A six-part series by New York Times reporter David Kirkpatrick destroyed several myths about the September 11, 2012, attack on U.S. diplomatic facilities in Benghazi, Libya, myths often propagated by conservative media and their allies in Congress to politicize the attack against the Obama administration.
Since the September 2012 attacks, right-wing media have seized upon various inaccurate, misleading, or just plain wrong talking points about Benghazi. Some of those talking points made their way into the mainstream, most notably onto CBS' 60 Minutes, earning the network the Media Matters' 2013 "Misinformer of the Year" title for its botched report.
Kirkpatrick's series, titled "A Deadly Mix In Benghazi," debunks a number of these right-wing talking points based on "months of investigation" and "extensive interviews" with those who had "direct knowledge of the attack." Among other points, Kirkpatrick deflates the claims that an anti-Islamic YouTube video played no role in motivating the attacks and that Al Qaeda was involved in the attack:
Months of investigation by The New York Times, centered on extensive interviews with Libyans in Benghazi who had direct knowledge of the attack there and its context, turned up no evidence that Al Qaeda or other international terrorist groups had any role in the assault. The attack was led, instead, by fighters who had benefited directly from NATO's extensive air power and logistics support during the uprising against Colonel Qaddafi. And contrary to claims by some members of Congress, it was fueled in large part by anger at an American-made video denigrating Islam.
Fox News, scores of Republican pundits, and Senators John McCain (R-AZ) and Lindsay Graham (R-SC), among others, dragged then-U.N. Ambassador Susan Rice through the mud for citing talking points that mentioned an anti-Islamic YouTube video on Sunday morning news programs following the attacks. Despite right-wing media claims to the contrary, however, Kirkpatrick stated that the attack on the Benghazi compound was in "large part" "fueled" by the anti-Islamic video posted on YouTube. He wrote (emphasis added):
The attack was led, instead, by fighters who had benefited directly from NATO's extensive air power and logistics support during the uprising against Colonel Qaddafi. And contrary to claims by some members of Congress, it was fueled in large part by anger at an American-made video denigrating Islam.
There is no doubt that anger over the video motivated many attackers. A Libyan journalist working for The New York Times was blocked from entering by the sentries outside, and he learned of the film from the fighters who stopped him. Other Libyan witnesses, too, said they received lectures from the attackers about the evil of the film and the virtue of defending the prophet.

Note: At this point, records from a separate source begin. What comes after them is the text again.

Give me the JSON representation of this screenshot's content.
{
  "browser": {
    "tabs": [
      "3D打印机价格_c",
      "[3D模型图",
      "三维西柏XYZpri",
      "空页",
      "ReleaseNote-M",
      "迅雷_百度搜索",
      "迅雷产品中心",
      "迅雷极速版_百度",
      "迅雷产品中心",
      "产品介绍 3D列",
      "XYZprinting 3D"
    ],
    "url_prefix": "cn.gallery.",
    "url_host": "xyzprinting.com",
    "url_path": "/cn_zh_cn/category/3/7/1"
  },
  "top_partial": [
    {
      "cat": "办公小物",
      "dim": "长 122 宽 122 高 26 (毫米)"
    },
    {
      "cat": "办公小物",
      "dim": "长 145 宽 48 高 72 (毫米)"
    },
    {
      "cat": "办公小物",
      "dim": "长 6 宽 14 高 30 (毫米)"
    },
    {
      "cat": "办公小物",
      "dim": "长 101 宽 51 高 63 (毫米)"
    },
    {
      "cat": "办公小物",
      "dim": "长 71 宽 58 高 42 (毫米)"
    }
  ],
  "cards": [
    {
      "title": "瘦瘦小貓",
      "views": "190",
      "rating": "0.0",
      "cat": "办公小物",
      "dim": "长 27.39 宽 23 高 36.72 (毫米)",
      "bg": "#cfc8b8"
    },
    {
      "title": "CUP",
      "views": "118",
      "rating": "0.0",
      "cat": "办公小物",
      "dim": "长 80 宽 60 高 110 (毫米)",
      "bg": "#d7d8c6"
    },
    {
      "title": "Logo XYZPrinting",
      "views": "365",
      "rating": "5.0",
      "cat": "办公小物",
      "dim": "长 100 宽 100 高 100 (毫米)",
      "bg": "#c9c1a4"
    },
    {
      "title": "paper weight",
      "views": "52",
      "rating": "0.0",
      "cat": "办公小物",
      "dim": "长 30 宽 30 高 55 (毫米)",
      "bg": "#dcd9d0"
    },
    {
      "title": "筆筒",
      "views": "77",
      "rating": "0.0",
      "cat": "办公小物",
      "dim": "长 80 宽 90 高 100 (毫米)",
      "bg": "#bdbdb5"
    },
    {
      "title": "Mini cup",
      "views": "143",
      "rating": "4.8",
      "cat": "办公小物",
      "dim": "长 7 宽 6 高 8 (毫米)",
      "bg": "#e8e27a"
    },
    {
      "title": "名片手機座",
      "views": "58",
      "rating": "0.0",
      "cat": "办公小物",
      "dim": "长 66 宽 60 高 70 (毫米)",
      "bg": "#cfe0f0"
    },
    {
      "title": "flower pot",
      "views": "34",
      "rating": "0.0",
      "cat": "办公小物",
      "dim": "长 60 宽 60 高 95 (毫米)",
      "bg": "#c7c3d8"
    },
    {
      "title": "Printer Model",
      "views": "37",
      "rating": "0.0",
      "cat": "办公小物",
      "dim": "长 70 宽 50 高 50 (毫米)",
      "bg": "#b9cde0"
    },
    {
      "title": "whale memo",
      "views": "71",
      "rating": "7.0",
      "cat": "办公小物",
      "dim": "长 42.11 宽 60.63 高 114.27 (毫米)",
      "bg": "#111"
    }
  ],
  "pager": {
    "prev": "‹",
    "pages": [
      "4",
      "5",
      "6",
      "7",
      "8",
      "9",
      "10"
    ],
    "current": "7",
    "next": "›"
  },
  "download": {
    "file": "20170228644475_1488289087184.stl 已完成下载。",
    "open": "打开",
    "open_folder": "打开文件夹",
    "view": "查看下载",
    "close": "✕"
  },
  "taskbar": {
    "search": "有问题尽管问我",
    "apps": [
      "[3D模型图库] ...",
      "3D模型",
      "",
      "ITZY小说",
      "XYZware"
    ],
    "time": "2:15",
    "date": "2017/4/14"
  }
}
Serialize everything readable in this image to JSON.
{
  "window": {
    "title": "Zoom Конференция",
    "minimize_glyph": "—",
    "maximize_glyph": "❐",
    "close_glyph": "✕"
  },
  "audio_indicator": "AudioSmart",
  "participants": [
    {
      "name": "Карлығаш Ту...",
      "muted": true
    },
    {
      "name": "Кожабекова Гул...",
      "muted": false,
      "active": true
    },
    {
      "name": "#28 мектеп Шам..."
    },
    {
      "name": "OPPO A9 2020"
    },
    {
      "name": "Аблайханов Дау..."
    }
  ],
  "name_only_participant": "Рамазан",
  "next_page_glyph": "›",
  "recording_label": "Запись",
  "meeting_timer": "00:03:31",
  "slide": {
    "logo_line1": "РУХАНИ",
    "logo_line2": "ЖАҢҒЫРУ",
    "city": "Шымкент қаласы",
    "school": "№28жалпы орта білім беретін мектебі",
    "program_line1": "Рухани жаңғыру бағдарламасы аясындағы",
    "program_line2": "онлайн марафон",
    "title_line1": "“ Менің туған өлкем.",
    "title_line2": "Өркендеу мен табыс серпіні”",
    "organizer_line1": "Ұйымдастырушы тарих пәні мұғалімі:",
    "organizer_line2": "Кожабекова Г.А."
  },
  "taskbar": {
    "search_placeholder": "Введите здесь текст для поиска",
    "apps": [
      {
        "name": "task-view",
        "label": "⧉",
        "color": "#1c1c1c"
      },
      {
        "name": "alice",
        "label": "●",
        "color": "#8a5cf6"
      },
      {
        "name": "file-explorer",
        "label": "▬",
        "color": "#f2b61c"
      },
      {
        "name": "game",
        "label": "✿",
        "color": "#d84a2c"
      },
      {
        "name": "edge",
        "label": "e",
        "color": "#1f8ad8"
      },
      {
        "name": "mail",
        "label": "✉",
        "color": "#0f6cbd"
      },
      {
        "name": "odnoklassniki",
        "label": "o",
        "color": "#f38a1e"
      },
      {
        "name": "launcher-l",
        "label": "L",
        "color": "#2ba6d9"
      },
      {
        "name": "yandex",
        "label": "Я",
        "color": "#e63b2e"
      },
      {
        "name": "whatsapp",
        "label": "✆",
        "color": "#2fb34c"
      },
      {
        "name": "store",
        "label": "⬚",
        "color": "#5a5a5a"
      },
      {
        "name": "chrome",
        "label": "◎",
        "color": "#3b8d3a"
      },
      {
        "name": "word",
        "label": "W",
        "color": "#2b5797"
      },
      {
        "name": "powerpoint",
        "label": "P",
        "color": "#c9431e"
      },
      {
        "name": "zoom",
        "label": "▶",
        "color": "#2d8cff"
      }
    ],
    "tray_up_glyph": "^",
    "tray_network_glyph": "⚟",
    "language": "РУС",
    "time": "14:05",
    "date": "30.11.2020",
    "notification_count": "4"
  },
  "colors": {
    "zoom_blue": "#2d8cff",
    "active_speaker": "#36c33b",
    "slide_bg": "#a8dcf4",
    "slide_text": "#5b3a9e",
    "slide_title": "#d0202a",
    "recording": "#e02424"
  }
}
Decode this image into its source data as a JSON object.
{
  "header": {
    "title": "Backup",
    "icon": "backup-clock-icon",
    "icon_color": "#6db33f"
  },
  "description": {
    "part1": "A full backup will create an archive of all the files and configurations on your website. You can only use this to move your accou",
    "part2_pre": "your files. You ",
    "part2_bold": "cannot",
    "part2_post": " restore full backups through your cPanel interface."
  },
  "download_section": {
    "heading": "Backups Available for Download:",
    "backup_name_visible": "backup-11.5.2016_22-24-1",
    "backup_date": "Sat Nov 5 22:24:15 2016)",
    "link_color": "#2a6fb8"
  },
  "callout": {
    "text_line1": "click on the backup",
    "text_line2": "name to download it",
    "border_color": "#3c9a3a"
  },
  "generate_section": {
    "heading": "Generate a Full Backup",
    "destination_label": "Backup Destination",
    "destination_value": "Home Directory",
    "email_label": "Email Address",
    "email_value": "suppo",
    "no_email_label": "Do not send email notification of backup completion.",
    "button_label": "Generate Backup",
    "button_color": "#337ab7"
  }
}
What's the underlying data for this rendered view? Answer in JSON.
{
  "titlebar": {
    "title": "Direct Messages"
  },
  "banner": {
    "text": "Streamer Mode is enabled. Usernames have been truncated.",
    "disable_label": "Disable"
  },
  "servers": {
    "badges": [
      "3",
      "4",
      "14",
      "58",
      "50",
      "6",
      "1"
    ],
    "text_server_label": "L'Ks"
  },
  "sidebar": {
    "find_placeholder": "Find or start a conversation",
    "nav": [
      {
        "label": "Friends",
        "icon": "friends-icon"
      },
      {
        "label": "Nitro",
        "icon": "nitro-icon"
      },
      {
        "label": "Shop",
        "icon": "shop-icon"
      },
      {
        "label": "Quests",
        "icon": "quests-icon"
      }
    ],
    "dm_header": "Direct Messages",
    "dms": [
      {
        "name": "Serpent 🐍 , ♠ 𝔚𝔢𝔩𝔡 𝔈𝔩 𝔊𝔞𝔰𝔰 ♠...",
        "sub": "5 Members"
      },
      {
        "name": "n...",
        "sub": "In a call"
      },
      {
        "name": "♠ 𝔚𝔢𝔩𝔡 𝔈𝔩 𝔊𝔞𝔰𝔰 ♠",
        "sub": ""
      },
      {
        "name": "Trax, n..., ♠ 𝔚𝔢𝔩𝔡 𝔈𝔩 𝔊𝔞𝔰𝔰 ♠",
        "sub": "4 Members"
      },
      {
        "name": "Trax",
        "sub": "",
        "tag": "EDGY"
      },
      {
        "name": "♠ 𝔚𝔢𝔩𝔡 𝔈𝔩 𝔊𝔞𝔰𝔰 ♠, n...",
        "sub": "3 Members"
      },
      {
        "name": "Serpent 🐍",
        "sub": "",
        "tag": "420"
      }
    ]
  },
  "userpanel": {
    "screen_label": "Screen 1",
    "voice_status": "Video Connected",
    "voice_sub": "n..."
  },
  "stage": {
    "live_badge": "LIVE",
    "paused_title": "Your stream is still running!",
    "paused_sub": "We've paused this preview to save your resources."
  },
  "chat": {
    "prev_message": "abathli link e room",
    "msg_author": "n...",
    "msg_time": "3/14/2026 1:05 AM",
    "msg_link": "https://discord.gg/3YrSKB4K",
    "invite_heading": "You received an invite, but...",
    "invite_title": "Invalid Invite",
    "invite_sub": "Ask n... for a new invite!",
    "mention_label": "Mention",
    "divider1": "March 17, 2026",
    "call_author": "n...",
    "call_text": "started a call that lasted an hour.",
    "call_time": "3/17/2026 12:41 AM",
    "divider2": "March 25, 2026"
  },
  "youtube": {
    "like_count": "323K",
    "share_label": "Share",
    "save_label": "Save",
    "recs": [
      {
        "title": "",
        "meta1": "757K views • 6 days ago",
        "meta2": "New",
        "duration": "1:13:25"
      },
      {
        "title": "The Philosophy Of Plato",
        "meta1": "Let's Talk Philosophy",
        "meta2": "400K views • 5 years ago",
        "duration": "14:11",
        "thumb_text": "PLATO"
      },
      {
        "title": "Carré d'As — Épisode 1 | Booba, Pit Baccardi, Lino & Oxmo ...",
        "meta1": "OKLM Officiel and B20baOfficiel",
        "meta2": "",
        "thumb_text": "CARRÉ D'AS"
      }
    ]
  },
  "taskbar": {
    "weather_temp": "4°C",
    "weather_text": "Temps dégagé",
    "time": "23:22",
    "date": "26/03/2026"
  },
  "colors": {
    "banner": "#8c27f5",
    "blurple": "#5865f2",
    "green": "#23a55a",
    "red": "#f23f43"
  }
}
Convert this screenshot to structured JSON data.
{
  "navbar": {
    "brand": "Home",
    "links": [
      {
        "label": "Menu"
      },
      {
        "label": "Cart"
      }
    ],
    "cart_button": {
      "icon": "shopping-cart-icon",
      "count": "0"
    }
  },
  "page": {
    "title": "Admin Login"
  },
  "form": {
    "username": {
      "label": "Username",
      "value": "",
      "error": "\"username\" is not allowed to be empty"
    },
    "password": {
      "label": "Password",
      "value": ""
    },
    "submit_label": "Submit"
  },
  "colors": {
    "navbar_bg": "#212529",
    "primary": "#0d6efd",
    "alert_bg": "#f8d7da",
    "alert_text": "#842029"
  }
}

Another talking point that right-wing media used to accuse the Obama administration of a political cover-up was the removal of Al Qaeda from Rice's morning show talking points. Kirkpatrick, however, affirmed in his NYTimes report that Al Qaeda was not involved in the attack in Benghazi (emphasis added):
But the Republican arguments appear to conflate purely local extremist organizations like Ansar al-Shariah with Al Qaeda's international terrorist network. The only intelligence connecting Al Qaeda to the attack was an intercepted phone call that night from a participant in the first wave of the attack to a friend in another African country who had ties to members of Al Qaeda, according to several officials briefed on the call. But when the friend heard the attacker's boasts, he sounded astonished, the officials said, suggesting he had no prior knowledge of the assault.
Kirkpatrick also dispelled the notion that the attack on the compound was carefully planned, writing that "the attack does not appear to have been meticulously planned, but neither was it spontaneous or without warning signs."
This NYTimes report should lay to rest these long-debunked yet oft-repeated talking points on the part of both right-wing media and their conservative allies.
For more on conservative media myths about the September 2012 attack, read The Benghazi Hoax, the e-book by Media Matters' David Brock and Ari Rabin-Havt.